This stage of transition is generally characterised by reflection and improvement, where organisations may choose to ‘take a step back’, reflecting on what is in place already and assessing whether it is right for their future direction or whether change is needed. The amount of time spent in this stage can be due to good reason, through conscious choice and often not due to failure. However, it can also be a product of the external context.
Business strategy now tends to be planned rather than emergent. Therefore in this stage a more forward-looking, systematic and strategic HR approach tends to be adopted, ensuring practices support achievement of the organisation’s goals and are aligned with the organisation’s strategic direction and values.
Development of a more planned and embedded approach to people development is needed to increase SME capability and their competitiveness. As well as developing their in-house training approach, our case studies have engaged with various training courses and general support provided by the Singapore Government.
Typically organisations have more management layers or dispersed operations, making a formal two-way communication strategy essential. This helps to ensure the right messages are being communicated, and that employees still feel their views are heard.
Serene Tan, HR Manager, Jason Marine
“HR has evolved. No longer are the processes enough; HR has to understand the business and build their strategy to realise the company’s business goals. It is not HR for HR’s sake; HR has to be an integral part of meeting the company’s objectives.”
Although HR policies and processes tend to be in place and aligned to the business strategy at this inflection point, the cracks begin to show if they are no longer suitable for the next stage of transition, perhaps due to the organisation’s size or changing context.
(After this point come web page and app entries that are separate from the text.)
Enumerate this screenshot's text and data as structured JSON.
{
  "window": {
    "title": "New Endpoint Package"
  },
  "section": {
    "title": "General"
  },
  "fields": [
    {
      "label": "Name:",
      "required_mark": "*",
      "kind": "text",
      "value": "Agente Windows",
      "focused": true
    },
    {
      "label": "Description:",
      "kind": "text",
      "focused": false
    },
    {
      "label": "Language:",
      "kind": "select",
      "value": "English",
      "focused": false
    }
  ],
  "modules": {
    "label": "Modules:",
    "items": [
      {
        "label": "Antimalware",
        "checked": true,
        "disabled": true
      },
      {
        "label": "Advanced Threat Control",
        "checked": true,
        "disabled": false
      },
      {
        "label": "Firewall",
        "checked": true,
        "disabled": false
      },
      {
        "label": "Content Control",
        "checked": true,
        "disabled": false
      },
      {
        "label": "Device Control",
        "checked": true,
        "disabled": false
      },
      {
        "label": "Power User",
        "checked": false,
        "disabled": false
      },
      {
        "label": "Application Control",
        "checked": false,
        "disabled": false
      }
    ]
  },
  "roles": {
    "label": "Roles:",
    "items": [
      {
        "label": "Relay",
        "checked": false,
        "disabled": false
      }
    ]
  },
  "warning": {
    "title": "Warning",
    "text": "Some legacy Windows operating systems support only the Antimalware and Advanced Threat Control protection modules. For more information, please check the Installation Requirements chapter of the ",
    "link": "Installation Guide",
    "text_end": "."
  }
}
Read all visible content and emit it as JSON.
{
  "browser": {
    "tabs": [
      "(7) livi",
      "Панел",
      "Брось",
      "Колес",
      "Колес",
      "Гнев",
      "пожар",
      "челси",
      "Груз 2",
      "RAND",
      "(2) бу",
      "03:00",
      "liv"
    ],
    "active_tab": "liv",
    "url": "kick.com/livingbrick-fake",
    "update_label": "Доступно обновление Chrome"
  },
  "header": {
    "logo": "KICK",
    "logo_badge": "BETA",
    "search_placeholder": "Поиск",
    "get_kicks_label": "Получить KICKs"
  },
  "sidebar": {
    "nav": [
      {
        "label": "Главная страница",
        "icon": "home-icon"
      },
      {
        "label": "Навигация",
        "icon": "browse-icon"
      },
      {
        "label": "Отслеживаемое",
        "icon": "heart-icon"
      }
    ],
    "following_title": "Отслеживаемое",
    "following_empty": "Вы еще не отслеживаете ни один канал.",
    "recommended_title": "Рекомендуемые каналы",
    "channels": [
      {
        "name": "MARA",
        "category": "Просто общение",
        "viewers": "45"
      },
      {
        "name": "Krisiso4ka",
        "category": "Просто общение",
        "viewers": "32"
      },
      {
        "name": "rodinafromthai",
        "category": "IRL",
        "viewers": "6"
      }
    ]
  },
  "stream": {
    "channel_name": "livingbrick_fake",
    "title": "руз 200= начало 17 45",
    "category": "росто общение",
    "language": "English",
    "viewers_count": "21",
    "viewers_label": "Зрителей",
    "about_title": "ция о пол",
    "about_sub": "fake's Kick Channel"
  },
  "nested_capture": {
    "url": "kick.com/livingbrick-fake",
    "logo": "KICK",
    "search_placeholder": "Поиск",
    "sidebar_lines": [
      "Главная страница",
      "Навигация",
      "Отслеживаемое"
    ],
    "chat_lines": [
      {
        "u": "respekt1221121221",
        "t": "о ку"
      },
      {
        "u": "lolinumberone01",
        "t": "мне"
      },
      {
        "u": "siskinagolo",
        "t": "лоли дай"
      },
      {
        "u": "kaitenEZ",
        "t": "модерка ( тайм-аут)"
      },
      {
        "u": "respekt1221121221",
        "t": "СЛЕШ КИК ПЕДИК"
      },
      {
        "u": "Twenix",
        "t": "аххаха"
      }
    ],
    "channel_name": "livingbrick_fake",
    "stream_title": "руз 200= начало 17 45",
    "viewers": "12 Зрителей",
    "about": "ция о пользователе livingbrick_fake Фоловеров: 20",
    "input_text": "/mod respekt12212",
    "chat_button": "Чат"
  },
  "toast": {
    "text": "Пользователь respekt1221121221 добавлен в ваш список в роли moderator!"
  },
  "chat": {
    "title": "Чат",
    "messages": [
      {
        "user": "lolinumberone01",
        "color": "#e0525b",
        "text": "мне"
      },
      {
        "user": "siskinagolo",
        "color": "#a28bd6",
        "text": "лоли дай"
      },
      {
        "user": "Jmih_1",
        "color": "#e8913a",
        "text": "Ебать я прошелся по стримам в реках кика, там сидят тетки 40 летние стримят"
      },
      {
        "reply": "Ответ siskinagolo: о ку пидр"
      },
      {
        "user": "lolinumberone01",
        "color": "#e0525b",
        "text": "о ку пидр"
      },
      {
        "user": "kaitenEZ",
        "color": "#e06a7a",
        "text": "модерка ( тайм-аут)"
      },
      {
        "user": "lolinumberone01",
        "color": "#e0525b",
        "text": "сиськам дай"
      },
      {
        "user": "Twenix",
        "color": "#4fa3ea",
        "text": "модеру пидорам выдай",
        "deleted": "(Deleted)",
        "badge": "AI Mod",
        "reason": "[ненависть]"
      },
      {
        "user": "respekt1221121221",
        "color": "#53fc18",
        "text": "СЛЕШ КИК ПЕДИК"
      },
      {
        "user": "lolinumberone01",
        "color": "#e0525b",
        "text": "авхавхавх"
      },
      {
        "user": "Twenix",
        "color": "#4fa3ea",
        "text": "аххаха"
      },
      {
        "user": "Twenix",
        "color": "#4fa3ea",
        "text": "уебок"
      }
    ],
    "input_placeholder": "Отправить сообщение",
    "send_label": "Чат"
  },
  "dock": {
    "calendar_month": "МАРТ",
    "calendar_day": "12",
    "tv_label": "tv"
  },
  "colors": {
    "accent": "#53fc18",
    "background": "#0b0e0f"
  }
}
Difficult decisions need to be made about what existing approaches should be preserved and which need to now be refined or let go as they are no longer suitable or adding value.
What has become apparent during the consolidation stage is that it’s the intangibles such as knowledge-sharing, the organisation culture and employee engagement that require attention. For example, working as ‘one organisation’ is critical. If the organisation is to transition further, these issues need to be addressed.
In addition, employees’ expectations of the employment ‘package’, including engagement and retention drivers, are changing. In the early stages of an organisation, people tend to be strongly engaged with the organisation, what it stands for and the founder themselves, enjoying a large degree of face-to-face time with them. However, by the established organisation stage, different engagement drivers emerge, such as having a career path (there may now be fewer opportunities for internal progression), having an engaging manager and the same competitive reward package typically offered by larger organisations.
Low Cheong Kee, Founder and Managing Director, Home-Fix DIY
“We introduced a new HR management system, which made the HR processes more efficient. Employees can use the system to check their payslip, request leave and update their personal particulars.”